● **EXERCISE BRIEF**
Scan the data, and whenever a line contains "avatar", copy it.

(Interface dataset entries)
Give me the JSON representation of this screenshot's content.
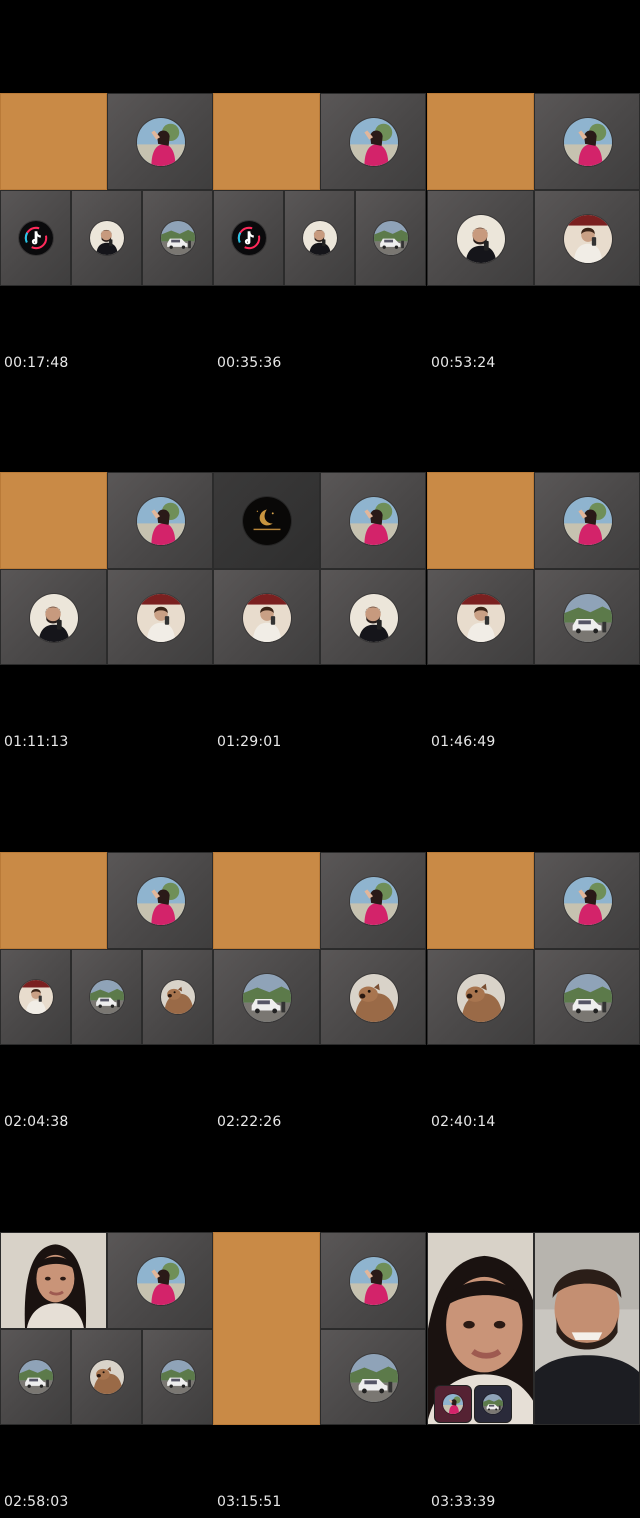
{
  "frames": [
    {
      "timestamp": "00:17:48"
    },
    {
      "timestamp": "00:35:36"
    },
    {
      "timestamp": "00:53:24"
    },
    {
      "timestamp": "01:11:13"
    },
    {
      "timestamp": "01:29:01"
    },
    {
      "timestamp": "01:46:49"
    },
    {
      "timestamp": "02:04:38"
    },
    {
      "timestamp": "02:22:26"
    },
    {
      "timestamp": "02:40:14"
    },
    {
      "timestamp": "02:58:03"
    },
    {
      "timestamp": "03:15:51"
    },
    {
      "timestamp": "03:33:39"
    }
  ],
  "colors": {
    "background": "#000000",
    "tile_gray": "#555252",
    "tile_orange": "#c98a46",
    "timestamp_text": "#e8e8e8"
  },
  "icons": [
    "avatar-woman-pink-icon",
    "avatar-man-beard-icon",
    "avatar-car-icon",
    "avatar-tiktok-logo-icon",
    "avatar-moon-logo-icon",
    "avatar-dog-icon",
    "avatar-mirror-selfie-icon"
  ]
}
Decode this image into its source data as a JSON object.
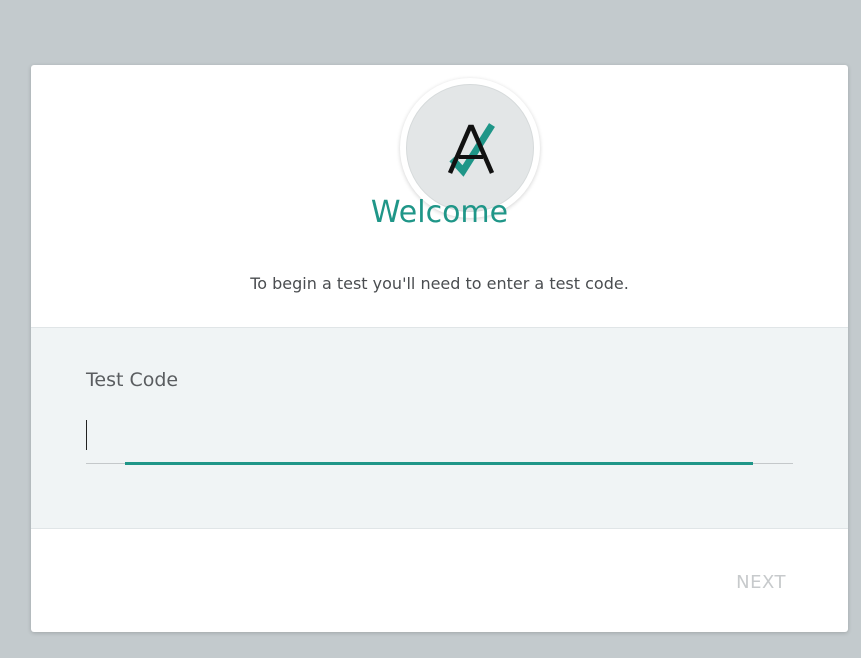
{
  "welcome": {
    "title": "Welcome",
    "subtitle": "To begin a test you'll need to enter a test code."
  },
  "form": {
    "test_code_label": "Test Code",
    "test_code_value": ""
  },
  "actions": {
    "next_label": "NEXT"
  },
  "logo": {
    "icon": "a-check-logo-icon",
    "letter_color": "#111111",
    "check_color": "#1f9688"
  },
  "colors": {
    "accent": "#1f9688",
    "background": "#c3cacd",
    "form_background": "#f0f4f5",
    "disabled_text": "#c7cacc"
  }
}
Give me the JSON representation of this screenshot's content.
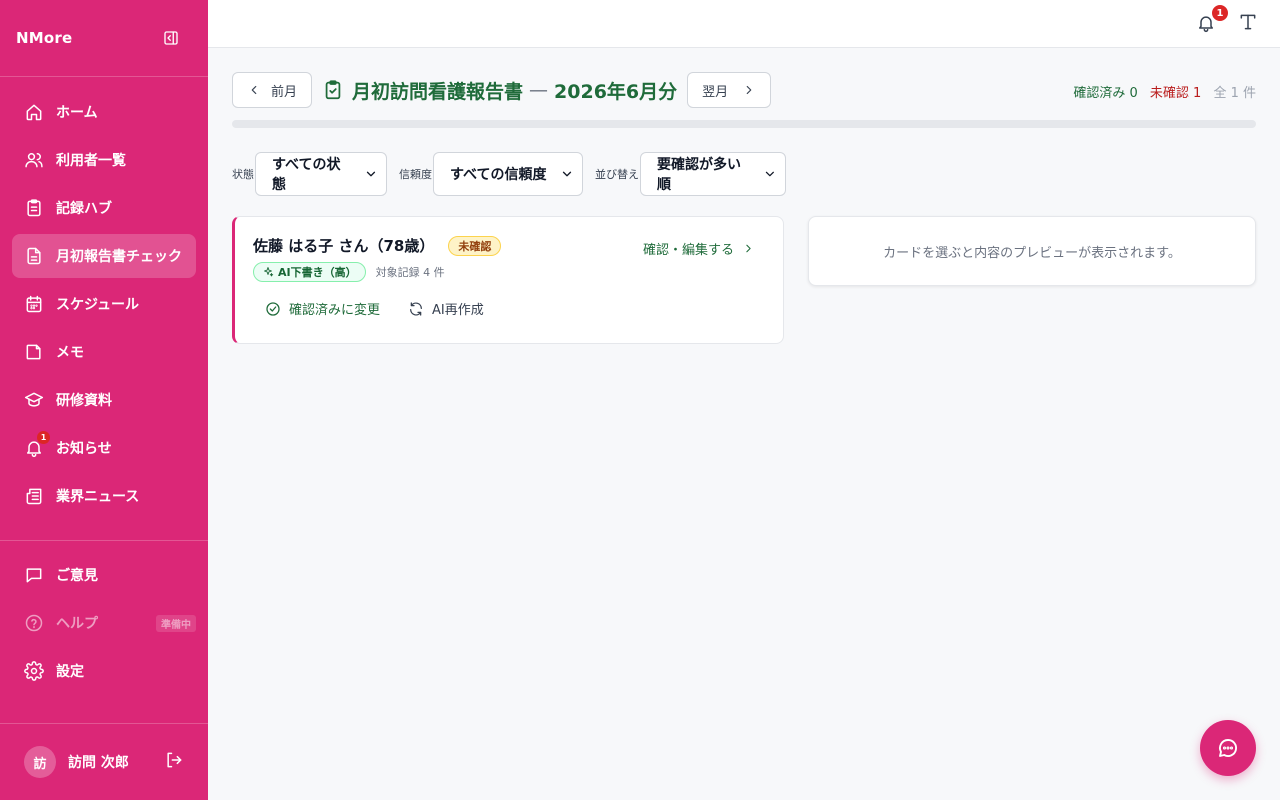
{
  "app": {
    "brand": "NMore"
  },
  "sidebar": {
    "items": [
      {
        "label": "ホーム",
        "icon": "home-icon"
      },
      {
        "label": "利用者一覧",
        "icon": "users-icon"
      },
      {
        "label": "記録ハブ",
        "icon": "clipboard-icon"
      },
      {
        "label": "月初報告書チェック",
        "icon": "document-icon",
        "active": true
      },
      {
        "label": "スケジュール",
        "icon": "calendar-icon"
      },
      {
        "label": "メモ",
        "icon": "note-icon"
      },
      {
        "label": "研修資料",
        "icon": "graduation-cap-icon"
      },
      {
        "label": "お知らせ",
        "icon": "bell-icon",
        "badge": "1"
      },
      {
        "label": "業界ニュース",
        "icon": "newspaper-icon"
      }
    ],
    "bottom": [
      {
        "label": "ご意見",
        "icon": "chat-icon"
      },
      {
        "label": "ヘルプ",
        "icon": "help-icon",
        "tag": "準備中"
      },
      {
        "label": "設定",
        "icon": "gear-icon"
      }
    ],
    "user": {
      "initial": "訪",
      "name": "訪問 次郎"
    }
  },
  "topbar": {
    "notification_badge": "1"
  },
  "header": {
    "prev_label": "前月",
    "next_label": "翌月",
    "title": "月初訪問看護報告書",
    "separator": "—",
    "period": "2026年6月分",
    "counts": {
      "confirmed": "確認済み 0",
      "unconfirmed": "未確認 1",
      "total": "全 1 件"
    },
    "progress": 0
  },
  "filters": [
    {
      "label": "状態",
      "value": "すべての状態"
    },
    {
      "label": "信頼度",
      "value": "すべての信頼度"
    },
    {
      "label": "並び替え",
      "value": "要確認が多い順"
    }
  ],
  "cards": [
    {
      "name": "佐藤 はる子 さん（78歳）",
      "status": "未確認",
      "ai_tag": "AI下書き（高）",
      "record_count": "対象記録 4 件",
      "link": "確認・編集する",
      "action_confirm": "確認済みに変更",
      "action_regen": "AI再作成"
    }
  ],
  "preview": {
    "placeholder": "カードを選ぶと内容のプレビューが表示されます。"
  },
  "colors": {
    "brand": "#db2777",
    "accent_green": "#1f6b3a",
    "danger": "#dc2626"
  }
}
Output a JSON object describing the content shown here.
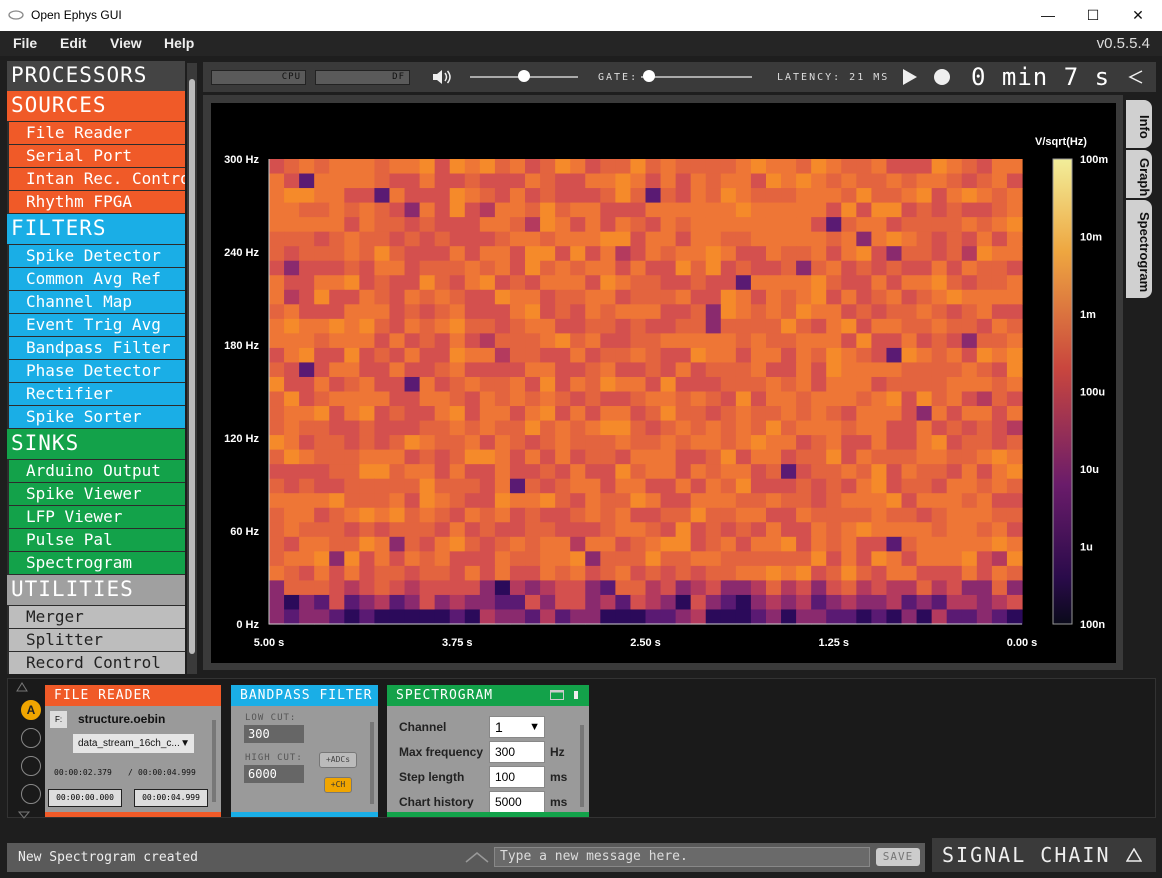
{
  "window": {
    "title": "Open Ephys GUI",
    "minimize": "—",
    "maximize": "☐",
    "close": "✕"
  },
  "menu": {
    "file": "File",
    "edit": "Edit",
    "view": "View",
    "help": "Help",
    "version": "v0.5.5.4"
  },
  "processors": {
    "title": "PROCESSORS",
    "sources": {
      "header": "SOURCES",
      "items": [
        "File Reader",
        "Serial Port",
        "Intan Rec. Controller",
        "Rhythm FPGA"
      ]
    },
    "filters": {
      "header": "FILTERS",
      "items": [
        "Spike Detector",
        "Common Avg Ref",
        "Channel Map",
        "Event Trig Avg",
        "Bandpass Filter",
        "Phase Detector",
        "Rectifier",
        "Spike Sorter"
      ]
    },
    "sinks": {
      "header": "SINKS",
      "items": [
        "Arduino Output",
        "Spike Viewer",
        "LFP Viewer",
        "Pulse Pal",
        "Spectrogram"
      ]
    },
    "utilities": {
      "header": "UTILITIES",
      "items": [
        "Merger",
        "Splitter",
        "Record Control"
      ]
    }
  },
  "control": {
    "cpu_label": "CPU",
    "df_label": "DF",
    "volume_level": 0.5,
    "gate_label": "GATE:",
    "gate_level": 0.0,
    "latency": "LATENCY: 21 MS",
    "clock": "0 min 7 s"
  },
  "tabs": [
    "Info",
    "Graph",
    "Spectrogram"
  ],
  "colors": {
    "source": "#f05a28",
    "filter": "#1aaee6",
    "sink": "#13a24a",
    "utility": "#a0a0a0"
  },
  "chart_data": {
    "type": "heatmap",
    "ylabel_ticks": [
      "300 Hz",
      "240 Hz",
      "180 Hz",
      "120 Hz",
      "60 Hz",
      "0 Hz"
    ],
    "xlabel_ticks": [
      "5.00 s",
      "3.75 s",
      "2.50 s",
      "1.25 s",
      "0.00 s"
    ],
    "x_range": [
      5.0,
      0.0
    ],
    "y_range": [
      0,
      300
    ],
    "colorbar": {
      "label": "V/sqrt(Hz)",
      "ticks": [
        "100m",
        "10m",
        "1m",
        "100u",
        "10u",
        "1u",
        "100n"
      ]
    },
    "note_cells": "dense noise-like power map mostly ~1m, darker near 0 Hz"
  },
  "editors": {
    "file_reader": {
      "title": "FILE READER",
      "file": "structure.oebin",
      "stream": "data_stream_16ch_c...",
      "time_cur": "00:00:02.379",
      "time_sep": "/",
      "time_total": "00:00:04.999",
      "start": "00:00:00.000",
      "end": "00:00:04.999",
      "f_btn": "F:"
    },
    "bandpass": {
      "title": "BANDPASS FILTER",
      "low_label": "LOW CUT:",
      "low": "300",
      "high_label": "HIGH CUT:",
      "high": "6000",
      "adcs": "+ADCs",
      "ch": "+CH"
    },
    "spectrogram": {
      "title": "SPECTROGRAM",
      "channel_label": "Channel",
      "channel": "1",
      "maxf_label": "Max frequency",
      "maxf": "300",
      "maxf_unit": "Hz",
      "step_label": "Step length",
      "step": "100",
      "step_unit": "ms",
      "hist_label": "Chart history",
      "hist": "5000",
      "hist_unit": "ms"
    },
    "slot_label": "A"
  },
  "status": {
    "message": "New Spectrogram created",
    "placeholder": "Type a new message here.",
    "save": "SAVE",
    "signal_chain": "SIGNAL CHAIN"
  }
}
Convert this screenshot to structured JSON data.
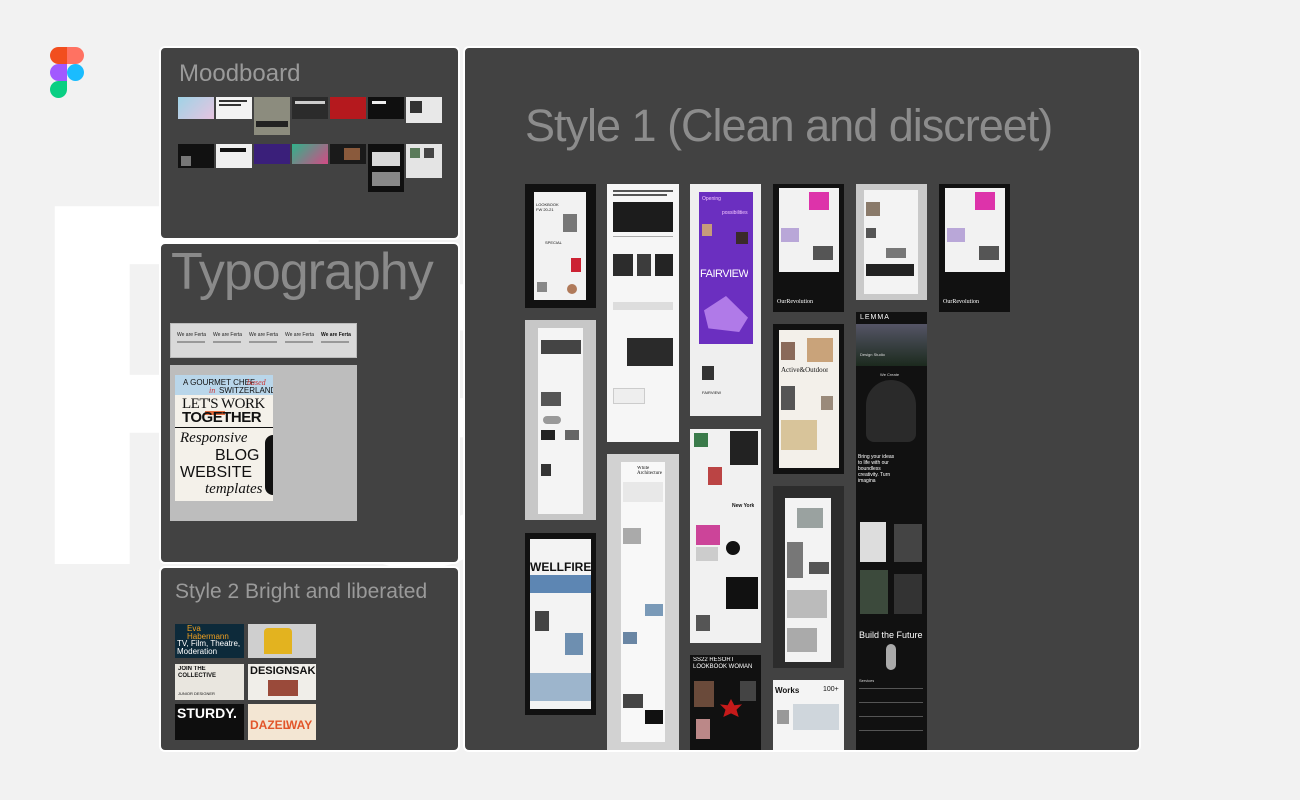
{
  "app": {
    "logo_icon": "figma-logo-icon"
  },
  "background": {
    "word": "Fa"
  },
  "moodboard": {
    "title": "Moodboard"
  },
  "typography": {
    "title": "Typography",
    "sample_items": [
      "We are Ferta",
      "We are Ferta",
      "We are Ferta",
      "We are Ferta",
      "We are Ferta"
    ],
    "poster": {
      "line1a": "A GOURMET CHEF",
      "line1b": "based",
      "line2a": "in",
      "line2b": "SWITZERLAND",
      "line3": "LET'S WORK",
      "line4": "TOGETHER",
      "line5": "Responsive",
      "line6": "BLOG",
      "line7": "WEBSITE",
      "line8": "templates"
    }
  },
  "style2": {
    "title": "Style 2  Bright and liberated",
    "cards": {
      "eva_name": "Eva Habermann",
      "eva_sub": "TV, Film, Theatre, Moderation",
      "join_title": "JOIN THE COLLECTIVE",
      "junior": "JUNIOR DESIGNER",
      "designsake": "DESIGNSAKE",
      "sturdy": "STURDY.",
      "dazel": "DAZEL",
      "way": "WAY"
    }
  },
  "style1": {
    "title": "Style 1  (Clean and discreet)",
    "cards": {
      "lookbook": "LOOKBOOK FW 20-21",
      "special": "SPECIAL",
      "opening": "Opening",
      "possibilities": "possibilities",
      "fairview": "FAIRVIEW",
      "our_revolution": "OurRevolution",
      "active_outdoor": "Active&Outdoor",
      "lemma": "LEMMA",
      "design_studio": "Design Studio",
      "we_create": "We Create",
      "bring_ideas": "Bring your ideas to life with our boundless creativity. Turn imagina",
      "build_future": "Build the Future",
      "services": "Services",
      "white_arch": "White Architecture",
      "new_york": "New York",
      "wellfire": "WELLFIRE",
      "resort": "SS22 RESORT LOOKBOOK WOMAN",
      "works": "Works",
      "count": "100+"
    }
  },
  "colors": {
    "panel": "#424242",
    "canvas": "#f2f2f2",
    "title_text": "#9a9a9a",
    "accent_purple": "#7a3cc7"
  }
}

● **SOLUTION TO THIS PROBLEM**
    "avatar-woman-pink-icon",
    "avatar-man-beard-icon",
    "avatar-car-icon",
    "avatar-tiktok-logo-icon",
    "avatar-moon-logo-icon",
    "avatar-dog-icon",
    "avatar-mirror-selfie-icon"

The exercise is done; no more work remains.